**Problem statement:**
The records appear below. Repeat them exactly.

*** Dataset records Section Begins ***

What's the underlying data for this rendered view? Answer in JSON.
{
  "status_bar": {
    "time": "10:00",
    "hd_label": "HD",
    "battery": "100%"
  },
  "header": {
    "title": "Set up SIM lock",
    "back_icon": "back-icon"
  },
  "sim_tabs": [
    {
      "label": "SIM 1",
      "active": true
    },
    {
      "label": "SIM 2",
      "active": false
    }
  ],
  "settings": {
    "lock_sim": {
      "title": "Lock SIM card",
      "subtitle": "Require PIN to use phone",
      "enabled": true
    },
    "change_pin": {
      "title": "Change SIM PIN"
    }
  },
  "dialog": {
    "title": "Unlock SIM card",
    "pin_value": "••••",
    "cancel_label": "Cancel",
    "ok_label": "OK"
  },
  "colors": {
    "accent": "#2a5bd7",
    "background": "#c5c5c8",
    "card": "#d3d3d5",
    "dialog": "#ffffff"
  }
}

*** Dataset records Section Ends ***

**Solution for this exercise:**
What's the underlying data for this rendered view? Answer in JSON.
{
  "status_bar": {
    "time": "10:00",
    "hd_label": "HD",
    "battery": "100%"
  },
  "header": {
    "title": "Set up SIM lock",
    "back_icon": "back-icon"
  },
  "sim_tabs": [
    {
      "label": "SIM 1",
      "active": true
    },
    {
      "label": "SIM 2",
      "active": false
    }
  ],
  "settings": {
    "lock_sim": {
      "title": "Lock SIM card",
      "subtitle": "Require PIN to use phone",
      "enabled": true
    },
    "change_pin": {
      "title": "Change SIM PIN"
    }
  },
  "dialog": {
    "title": "Unlock SIM card",
    "pin_value": "••••",
    "cancel_label": "Cancel",
    "ok_label": "OK"
  },
  "colors": {
    "accent": "#2a5bd7",
    "background": "#c5c5c8",
    "card": "#d3d3d5",
    "dialog": "#ffffff"
  }
}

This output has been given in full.